Top 3 Medieval Tourist Attractions in Paris City

Paris Tour
Louvre Museum Tours

Tourist Attractions In Paris

A group of construction workers discovered a medieval graveyard below a supermarket in the second administrative district of Paris a couple of years ago. That sparked renewed interests on the historical roots of the City of Lights, especially the city that existed during the Middle Ages. In fact, you need not be a historian or an archeologist to unearth the attractions to have lasted through the medieval Paris to till date, but be a common man with a curiosity for the Indiana Jones kind of stuff. The below tourist attractions are a few places where you can learn a lot about the history of Paris.

The Musée du Louvre

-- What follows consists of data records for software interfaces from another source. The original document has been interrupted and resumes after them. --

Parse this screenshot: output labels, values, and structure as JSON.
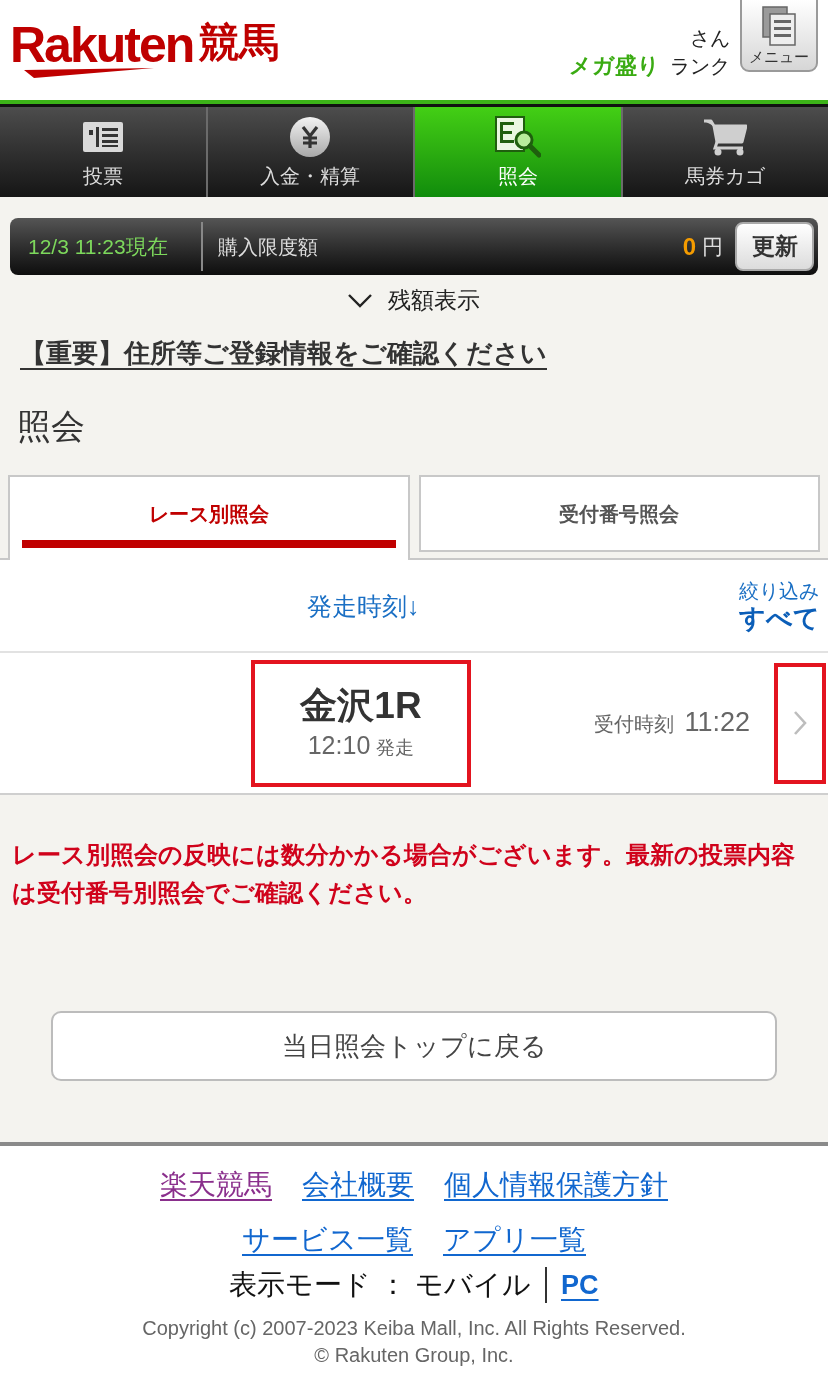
{
  "header": {
    "logo": {
      "brand": "Rakuten",
      "service": "競馬"
    },
    "user": {
      "honorific": "さん",
      "rank": "メガ盛り",
      "rank_label": "ランク"
    },
    "menu_button": "メニュー"
  },
  "nav": [
    {
      "label": "投票",
      "kind": "ballot",
      "selected": false
    },
    {
      "label": "入金・精算",
      "kind": "yen",
      "selected": false
    },
    {
      "label": "照会",
      "kind": "inquiry",
      "selected": true
    },
    {
      "label": "馬券カゴ",
      "kind": "cart",
      "selected": false
    }
  ],
  "account_bar": {
    "timestamp": "12/3 11:23現在",
    "label": "購入限度額",
    "amount": "0",
    "unit": "円",
    "refresh_button": "更新"
  },
  "balance_toggle": {
    "label": "残額表示",
    "expanded": false
  },
  "notice_link": "【重要】住所等ご登録情報をご確認ください",
  "page_title": "照会",
  "tabs": [
    {
      "label": "レース別照会",
      "selected": true
    },
    {
      "label": "受付番号照会",
      "selected": false
    }
  ],
  "sort": {
    "label": "発走時刻↓"
  },
  "filter": {
    "label": "絞り込み",
    "value": "すべて"
  },
  "races": [
    {
      "name": "金沢1R",
      "post_time": "12:10",
      "post_label": "発走",
      "received_label": "受付時刻",
      "received_time": "11:22",
      "highlighted": true
    }
  ],
  "warning": "レース別照会の反映には数分かかる場合がございます。最新の投票内容は受付番号別照会でご確認ください。",
  "back_button": "当日照会トップに戻る",
  "footer": {
    "link_rows": [
      [
        {
          "label": "楽天競馬",
          "visited": true
        },
        {
          "label": "会社概要",
          "visited": false
        },
        {
          "label": "個人情報保護方針",
          "visited": false
        }
      ],
      [
        {
          "label": "サービス一覧",
          "visited": false
        },
        {
          "label": "アプリ一覧",
          "visited": false
        }
      ]
    ],
    "display_mode": {
      "label": "表示モード ： モバイル",
      "pc_link": "PC"
    },
    "copyright": [
      "Copyright (c) 2007-2023 Keiba Mall, Inc. All Rights Reserved.",
      "© Rakuten Group, Inc."
    ]
  }
}
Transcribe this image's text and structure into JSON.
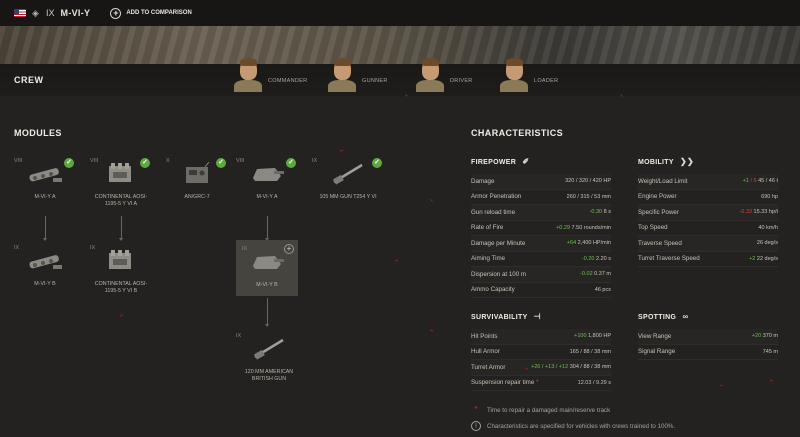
{
  "header": {
    "tier": "IX",
    "tank_name": "M-VI-Y",
    "add_comparison": "ADD TO COMPARISON",
    "flag_icon": "us-flag-icon",
    "class_icon": "heavy-tank-icon"
  },
  "crew": {
    "title": "CREW",
    "members": [
      {
        "role": "COMMANDER"
      },
      {
        "role": "GUNNER"
      },
      {
        "role": "DRIVER"
      },
      {
        "role": "LOADER"
      }
    ]
  },
  "modules": {
    "title": "MODULES",
    "items": [
      {
        "tier": "VIII",
        "name": "M-VI-Y A",
        "researched": true,
        "icon": "tracks-icon"
      },
      {
        "tier": "VIII",
        "name": "CONTINENTAL AOSI-1195-5 Y VI A",
        "researched": true,
        "icon": "engine-icon"
      },
      {
        "tier": "X",
        "name": "AN/GRC-7",
        "researched": true,
        "icon": "radio-icon"
      },
      {
        "tier": "VIII",
        "name": "M-VI-Y A",
        "researched": true,
        "icon": "turret-icon"
      },
      {
        "tier": "IX",
        "name": "105 MM GUN T254 Y VI",
        "researched": true,
        "icon": "gun-icon"
      },
      {
        "tier": "IX",
        "name": "M-VI-Y B",
        "researched": false,
        "icon": "tracks-icon"
      },
      {
        "tier": "IX",
        "name": "CONTINENTAL AOSI-1195-5 Y VI B",
        "researched": false,
        "icon": "engine-icon"
      },
      {
        "tier": "IX",
        "name": "M-VI-Y B",
        "researched": false,
        "selected": true,
        "icon": "turret-icon"
      },
      {
        "tier": "IX",
        "name": "120 MM AMERICAN BRITISH GUN",
        "researched": false,
        "icon": "gun-icon"
      }
    ]
  },
  "characteristics": {
    "title": "CHARACTERISTICS",
    "firepower": {
      "title": "FIREPOWER",
      "rows": [
        {
          "label": "Damage",
          "delta": "",
          "value": "320 / 320 / 420 HP"
        },
        {
          "label": "Armor Penetration",
          "delta": "",
          "value": "260 / 315 / 53 mm"
        },
        {
          "label": "Gun reload time",
          "delta": "-0.30",
          "value": "8 s",
          "delta_type": "pos"
        },
        {
          "label": "Rate of Fire",
          "delta": "+0.29",
          "value": "7.50 rounds/min",
          "delta_type": "pos"
        },
        {
          "label": "Damage per Minute",
          "delta": "+64",
          "value": "2,400 HP/min",
          "delta_type": "pos"
        },
        {
          "label": "Aiming Time",
          "delta": "-0.20",
          "value": "2.20 s",
          "delta_type": "pos"
        },
        {
          "label": "Dispersion at 100 m",
          "delta": "-0.02",
          "value": "0.37 m",
          "delta_type": "pos"
        },
        {
          "label": "Ammo Capacity",
          "delta": "",
          "value": "46 pcs"
        }
      ]
    },
    "mobility": {
      "title": "MOBILITY",
      "rows": [
        {
          "label": "Weight/Load Limit",
          "delta": "+1",
          "delta2": "/ 5",
          "value": "45 / 46 t",
          "delta_type": "pos",
          "delta2_type": "neg"
        },
        {
          "label": "Engine Power",
          "delta": "",
          "value": "690 hp"
        },
        {
          "label": "Specific Power",
          "delta": "-0.33",
          "value": "15.33 hp/t",
          "delta_type": "neg"
        },
        {
          "label": "Top Speed",
          "delta": "",
          "value": "40 km/h"
        },
        {
          "label": "Traverse Speed",
          "delta": "",
          "value": "26 deg/s"
        },
        {
          "label": "Turret Traverse Speed",
          "delta": "+2",
          "value": "22 deg/s",
          "delta_type": "pos"
        }
      ]
    },
    "survivability": {
      "title": "SURVIVABILITY",
      "rows": [
        {
          "label": "Hit Points",
          "delta": "+100",
          "value": "1,800 HP",
          "delta_type": "pos"
        },
        {
          "label": "Hull Armor",
          "delta": "",
          "value": "165 / 88 / 38 mm"
        },
        {
          "label": "Turret Armor",
          "delta": "+26 / +13 / +12",
          "value": "304 / 88 / 38 mm",
          "delta_type": "pos"
        },
        {
          "label": "Suspension repair time",
          "star": "*",
          "delta": "",
          "value": "12.03 / 9.29 s"
        }
      ]
    },
    "spotting": {
      "title": "SPOTTING",
      "rows": [
        {
          "label": "View Range",
          "delta": "+20",
          "value": "370 m",
          "delta_type": "pos"
        },
        {
          "label": "Signal Range",
          "delta": "",
          "value": "745 m"
        }
      ]
    },
    "footnotes": {
      "repair": "Time to repair a damaged main/reserve track",
      "crew_note": "Characteristics are specified for vehicles with crews trained to 100%."
    }
  },
  "colors": {
    "positive": "#6cc04a",
    "negative": "#d9432f",
    "check": "#5ca93f",
    "background": "#232220"
  }
}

The former Louvre Palace turned National Museum serves as a throwback to the city once existed during the 12th Century. In fact, the fortified palace of the Medieval times was constructed to safeguard the French capital from invasions that came from the North. When on Louvre Museum tours, you can still see the ramparts and foundations of a former tower at its room number 7, in particular. It is interesting to see these defensive walls, especially in today’s times driven by technological innovations. Even the Musée du Louvre uses digital displays in-house, and publishes some of its collections online.

Saint-Germain l’Auxerrois

This Roman Catholic cathedral adjacent to Place du Louvre in the 1st arrondissement of Paris used to be a parish church situated to the outskirts of the city, and one that served some native parishioners only. In fact, Robert II of France founded a larger church than that during the 11th Century, which got renovated across the 4 centuries since then. After the Medieval Period, this church was neglected for years, and served as a storehouse and a police station.

Abbey of Saint-Germain-des-Prés

Abbreviated as the Benedictine abbey, it was founded during the 6th Century by King Clovis’s son, Childebert. It was actually constructed to house the True Cross’s relic, and was expanded centuries later to include the abbey as well as a bell tower. What visitors get to see nowadays though, comprising the bell tower that trace back to the 11th Century, are remains of the former abbey that stood in its place back then. The French Revolution played in a part in the demolition of the abbey’s compound nearby Saint-Germain-des-Prés metro.